Real women on real beauty: self-discrepancy, internalization of the thin ideal, and perceptions of attractiveness and thinness in Dove's Campaign for Real Beauty

Kimberly Bissell

University of Alabama

Amy Rask

Media Research Lab

Introduction

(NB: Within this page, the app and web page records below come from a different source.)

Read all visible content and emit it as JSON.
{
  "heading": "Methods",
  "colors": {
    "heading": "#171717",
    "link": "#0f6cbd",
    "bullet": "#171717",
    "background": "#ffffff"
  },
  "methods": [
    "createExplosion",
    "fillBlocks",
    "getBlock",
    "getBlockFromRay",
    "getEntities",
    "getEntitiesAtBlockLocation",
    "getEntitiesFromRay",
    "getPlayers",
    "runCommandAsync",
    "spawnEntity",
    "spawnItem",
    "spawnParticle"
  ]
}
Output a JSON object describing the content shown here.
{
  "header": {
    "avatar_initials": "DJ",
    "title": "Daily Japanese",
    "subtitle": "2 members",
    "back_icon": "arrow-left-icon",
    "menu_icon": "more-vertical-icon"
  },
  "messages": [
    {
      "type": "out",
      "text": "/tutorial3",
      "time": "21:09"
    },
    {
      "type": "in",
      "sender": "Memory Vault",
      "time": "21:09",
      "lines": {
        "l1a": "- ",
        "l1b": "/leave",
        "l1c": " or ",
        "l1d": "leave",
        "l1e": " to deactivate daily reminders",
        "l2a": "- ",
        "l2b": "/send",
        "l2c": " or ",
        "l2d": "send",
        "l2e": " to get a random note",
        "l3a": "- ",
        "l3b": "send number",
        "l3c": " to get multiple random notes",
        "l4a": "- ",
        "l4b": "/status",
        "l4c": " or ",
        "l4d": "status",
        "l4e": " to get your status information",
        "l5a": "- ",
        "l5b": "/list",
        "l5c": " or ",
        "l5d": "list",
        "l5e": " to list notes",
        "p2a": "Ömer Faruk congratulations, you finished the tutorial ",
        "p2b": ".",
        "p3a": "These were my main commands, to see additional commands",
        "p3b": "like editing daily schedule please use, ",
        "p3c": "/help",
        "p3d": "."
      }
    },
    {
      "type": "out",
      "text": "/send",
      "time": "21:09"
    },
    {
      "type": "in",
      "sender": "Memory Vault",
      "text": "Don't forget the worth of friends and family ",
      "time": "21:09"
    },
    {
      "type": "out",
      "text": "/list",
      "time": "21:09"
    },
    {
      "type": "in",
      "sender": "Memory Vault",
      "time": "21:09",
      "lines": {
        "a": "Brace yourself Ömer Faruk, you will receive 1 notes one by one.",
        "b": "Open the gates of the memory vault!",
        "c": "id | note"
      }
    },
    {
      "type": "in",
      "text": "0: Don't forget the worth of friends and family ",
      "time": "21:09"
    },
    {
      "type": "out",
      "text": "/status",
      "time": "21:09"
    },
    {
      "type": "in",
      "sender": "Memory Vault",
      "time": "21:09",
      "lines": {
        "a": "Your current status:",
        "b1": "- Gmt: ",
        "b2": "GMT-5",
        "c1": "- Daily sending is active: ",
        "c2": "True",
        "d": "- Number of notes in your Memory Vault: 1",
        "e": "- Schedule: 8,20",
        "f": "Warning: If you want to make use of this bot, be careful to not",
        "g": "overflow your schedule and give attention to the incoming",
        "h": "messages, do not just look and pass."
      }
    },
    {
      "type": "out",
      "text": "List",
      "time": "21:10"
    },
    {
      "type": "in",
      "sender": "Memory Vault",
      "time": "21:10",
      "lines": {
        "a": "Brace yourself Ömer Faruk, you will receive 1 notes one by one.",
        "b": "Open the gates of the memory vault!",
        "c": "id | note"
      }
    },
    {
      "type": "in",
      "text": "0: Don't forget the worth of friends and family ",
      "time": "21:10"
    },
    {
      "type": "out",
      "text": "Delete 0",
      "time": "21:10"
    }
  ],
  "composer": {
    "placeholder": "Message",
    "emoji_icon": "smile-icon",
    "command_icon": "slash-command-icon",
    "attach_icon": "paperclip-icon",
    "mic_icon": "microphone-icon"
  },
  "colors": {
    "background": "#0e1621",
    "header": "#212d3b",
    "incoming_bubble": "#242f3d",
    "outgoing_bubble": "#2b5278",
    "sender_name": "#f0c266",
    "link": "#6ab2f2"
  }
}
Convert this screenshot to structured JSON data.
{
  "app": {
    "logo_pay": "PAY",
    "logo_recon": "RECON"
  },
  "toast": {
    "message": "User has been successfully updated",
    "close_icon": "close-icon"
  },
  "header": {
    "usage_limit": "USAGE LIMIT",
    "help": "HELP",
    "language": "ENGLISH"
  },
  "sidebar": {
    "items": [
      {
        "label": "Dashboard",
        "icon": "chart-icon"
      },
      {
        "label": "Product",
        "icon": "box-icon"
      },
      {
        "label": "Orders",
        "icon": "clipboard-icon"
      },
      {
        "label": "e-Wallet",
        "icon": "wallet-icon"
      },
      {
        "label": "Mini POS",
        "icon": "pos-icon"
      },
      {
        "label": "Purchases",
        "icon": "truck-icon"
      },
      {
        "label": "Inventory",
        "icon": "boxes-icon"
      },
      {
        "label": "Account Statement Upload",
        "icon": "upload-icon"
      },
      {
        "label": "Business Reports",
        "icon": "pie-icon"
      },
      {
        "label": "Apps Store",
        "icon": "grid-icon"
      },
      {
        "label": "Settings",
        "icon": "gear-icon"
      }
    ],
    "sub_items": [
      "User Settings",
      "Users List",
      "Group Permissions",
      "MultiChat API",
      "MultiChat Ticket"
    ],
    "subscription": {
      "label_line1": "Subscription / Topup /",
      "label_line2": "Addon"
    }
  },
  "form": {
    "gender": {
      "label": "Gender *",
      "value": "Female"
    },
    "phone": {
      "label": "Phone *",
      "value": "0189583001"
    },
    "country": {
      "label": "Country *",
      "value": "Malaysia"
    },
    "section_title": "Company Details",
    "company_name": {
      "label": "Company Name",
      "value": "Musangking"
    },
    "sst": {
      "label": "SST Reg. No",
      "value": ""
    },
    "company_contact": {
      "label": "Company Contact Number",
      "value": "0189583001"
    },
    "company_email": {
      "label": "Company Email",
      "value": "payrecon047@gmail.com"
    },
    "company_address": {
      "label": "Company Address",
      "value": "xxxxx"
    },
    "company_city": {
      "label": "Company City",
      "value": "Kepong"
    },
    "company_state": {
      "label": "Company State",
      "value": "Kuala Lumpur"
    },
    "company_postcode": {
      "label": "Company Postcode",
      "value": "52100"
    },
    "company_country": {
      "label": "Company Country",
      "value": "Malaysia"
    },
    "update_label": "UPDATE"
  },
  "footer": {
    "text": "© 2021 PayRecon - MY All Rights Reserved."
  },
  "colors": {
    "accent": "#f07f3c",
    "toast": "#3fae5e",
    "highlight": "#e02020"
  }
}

Research in the area of body image distortion suggests the media are one of many potential variables related to increases in disordered eating, especially in college and adolescent female women. The media are often held partially responsible for young females’ desire to be extraordinarily thin because of the number of media messages promoting the ‘thin ideal’. The general conclusion among researchers is that exposure to thinness-depicting and promoting (TDP) media is related to greater body dissatisfaction, lower body self-esteem and self-objectification in school-aged females. Numerous studies (Garner et al. 1980; Gagnard 1986; Silverstein et al. 1986; Andersen & DiDomenico 1992; Wiseman et al. 1992; Nemeroff et al. 1994; Cash & Henry 1995; Spitzer et al. 1999; Owen & Laurel-Seller 2000) have found that the body shape standard for women has become increasingly thinner over the decades, while other studies (see Bowen & Schmid 1997; Schooler et al. 2004) have documented a lack of diversity in terms of the female body shape most prevalent in multiple media forms.